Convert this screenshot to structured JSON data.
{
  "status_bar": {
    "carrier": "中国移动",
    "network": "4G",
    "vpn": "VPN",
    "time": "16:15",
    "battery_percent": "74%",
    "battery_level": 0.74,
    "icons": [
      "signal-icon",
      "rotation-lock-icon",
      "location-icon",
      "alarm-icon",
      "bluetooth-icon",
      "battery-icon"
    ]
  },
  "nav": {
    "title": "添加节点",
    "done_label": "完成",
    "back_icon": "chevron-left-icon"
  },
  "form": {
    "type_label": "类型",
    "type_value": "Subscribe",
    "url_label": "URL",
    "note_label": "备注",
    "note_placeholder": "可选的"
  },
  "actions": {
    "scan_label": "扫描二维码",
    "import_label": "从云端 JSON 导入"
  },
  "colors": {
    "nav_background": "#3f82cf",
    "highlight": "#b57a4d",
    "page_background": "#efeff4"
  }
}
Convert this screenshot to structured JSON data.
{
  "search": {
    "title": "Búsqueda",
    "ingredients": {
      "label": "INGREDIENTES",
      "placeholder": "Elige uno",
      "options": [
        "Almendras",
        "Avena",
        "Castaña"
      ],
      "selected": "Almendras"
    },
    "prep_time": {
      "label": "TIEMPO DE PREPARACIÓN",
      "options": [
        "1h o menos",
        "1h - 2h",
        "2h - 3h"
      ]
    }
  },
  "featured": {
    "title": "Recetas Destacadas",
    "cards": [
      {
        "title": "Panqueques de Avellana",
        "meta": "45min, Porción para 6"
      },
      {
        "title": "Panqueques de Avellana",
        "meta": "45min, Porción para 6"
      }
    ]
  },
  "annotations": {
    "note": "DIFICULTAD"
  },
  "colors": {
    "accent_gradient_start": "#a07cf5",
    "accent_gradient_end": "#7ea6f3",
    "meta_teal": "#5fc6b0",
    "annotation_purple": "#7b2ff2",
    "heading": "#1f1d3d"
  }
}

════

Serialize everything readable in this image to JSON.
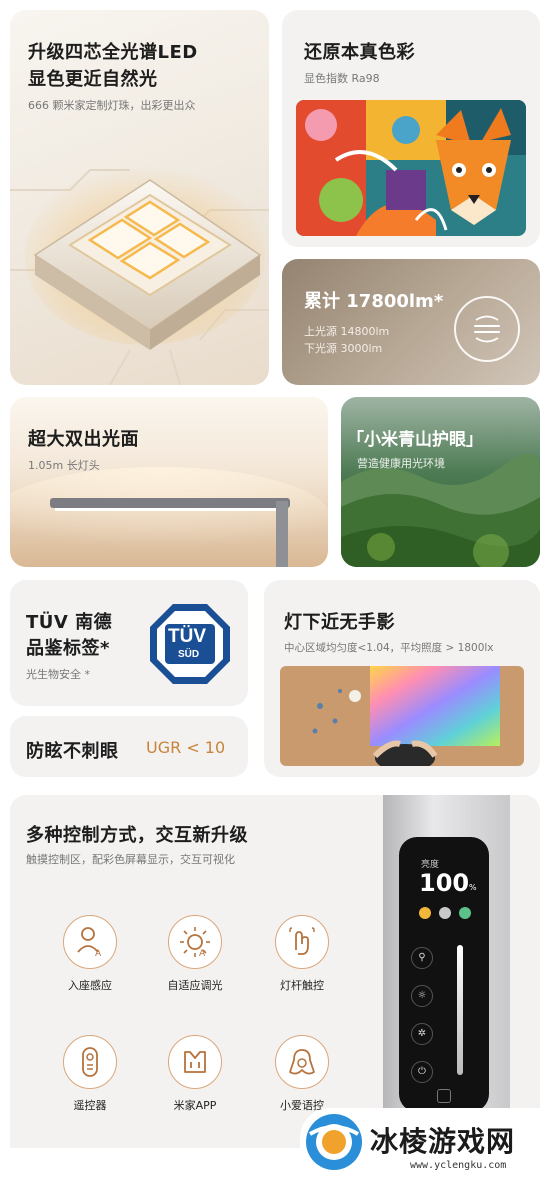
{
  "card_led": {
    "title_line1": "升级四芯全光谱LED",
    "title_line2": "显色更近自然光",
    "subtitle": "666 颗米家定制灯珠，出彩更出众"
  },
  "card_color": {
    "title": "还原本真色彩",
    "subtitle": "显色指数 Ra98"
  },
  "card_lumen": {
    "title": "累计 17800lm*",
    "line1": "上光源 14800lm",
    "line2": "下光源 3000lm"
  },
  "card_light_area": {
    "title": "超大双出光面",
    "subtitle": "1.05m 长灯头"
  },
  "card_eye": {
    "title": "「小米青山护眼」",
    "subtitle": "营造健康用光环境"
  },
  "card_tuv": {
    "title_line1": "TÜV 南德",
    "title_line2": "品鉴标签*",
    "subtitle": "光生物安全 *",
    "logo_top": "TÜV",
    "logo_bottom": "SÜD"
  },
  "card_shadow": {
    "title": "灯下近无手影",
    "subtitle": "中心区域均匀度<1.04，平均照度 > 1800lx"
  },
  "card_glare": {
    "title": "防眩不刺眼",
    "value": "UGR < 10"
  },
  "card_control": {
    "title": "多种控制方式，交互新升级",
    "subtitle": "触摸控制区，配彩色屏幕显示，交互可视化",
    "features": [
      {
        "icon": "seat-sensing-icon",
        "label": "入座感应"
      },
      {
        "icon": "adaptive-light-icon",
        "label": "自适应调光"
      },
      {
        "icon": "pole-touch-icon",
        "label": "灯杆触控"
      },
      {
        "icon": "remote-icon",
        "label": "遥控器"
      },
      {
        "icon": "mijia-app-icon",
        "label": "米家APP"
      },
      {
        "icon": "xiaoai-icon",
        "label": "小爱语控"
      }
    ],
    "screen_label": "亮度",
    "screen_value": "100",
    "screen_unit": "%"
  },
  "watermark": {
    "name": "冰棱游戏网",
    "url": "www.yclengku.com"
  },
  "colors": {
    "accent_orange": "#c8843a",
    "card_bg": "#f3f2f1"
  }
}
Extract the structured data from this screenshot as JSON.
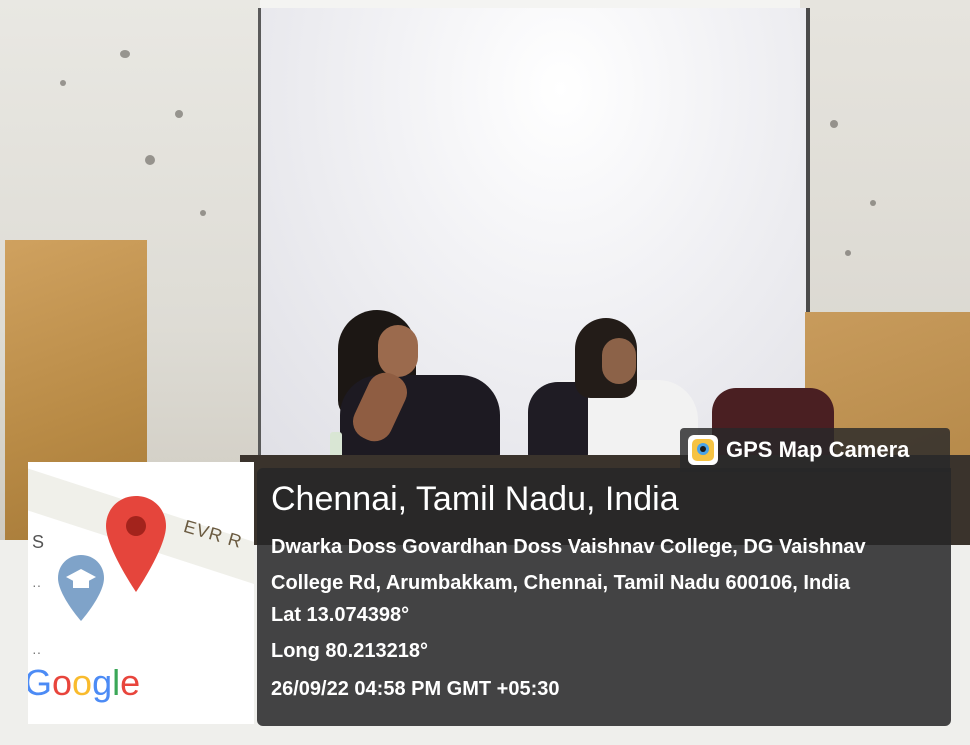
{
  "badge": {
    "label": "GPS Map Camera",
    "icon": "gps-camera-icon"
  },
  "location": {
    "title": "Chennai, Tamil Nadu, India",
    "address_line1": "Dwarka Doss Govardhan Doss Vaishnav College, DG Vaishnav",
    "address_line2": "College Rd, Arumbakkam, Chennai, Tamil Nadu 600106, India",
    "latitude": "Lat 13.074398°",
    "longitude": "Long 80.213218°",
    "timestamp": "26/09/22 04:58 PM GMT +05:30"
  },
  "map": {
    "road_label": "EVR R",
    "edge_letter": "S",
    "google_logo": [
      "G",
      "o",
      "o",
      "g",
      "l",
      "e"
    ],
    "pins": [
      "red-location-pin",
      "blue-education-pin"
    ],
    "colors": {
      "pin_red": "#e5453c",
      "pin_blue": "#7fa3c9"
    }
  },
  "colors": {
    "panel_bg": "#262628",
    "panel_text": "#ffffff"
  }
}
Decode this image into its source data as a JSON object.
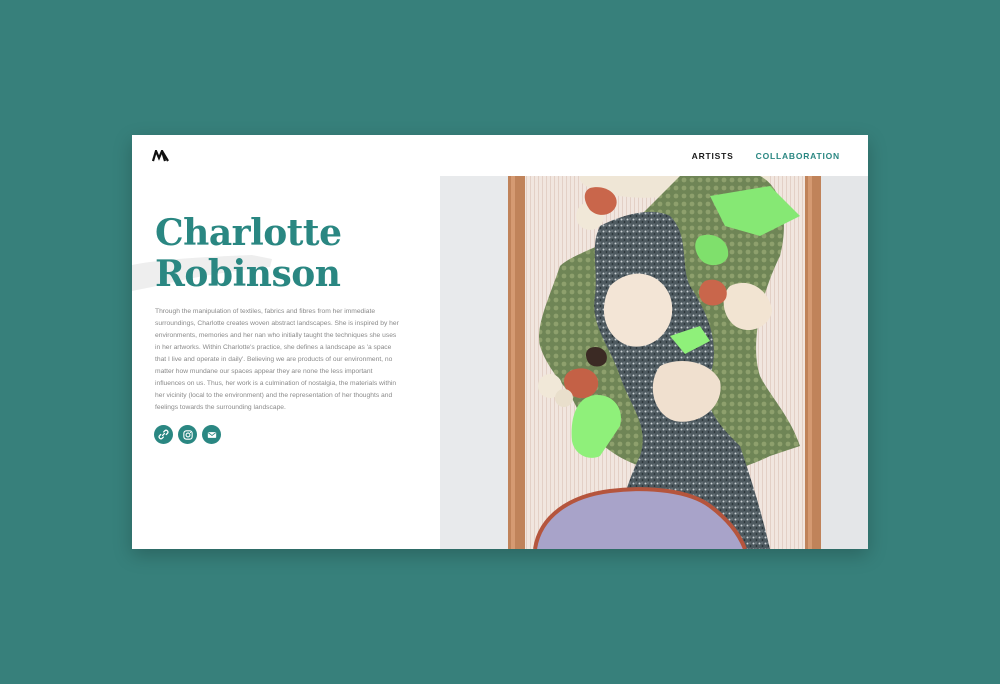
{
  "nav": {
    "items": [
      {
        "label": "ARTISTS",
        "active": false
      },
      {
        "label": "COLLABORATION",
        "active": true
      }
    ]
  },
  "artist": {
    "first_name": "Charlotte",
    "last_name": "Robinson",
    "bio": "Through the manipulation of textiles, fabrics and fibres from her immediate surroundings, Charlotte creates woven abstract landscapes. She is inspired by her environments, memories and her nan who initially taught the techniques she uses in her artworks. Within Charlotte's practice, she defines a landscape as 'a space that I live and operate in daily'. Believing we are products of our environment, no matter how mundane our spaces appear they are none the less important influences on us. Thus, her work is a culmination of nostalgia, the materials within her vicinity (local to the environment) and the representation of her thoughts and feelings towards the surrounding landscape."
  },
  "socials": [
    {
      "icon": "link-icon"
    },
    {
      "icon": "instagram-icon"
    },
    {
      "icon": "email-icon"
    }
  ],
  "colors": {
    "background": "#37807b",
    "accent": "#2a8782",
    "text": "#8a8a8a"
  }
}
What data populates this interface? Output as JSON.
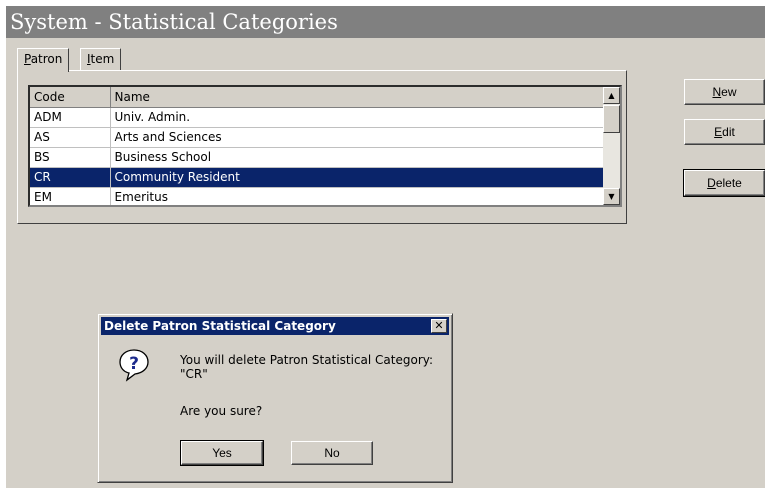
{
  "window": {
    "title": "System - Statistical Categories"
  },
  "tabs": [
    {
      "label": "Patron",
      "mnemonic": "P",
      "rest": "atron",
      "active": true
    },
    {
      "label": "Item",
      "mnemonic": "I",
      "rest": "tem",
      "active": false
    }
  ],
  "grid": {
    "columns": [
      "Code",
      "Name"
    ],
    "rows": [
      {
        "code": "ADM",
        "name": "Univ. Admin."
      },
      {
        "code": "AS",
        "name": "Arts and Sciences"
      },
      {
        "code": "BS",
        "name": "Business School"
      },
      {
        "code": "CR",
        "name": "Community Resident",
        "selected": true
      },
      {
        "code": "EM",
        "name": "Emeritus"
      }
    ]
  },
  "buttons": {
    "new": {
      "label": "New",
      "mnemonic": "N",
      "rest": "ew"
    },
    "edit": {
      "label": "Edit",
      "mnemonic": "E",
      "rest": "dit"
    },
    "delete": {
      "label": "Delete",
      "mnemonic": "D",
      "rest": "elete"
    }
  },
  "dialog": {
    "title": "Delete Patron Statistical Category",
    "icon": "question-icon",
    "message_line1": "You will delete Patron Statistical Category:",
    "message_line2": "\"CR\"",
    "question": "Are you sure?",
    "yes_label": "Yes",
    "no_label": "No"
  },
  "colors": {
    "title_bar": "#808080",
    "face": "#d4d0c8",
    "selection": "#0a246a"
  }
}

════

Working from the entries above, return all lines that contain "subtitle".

    "subtitle": "666 颗米家定制灯珠，出彩更出众"
    "subtitle": "显色指数 Ra98"
    "subtitle": "1.05m 长灯头"
    "subtitle": "营造健康用光环境"
    "subtitle": "光生物安全 *",
    "subtitle": "中心区域均匀度<1.04，平均照度 > 1800lx"
    "subtitle": "触摸控制区，配彩色屏幕显示，交互可视化",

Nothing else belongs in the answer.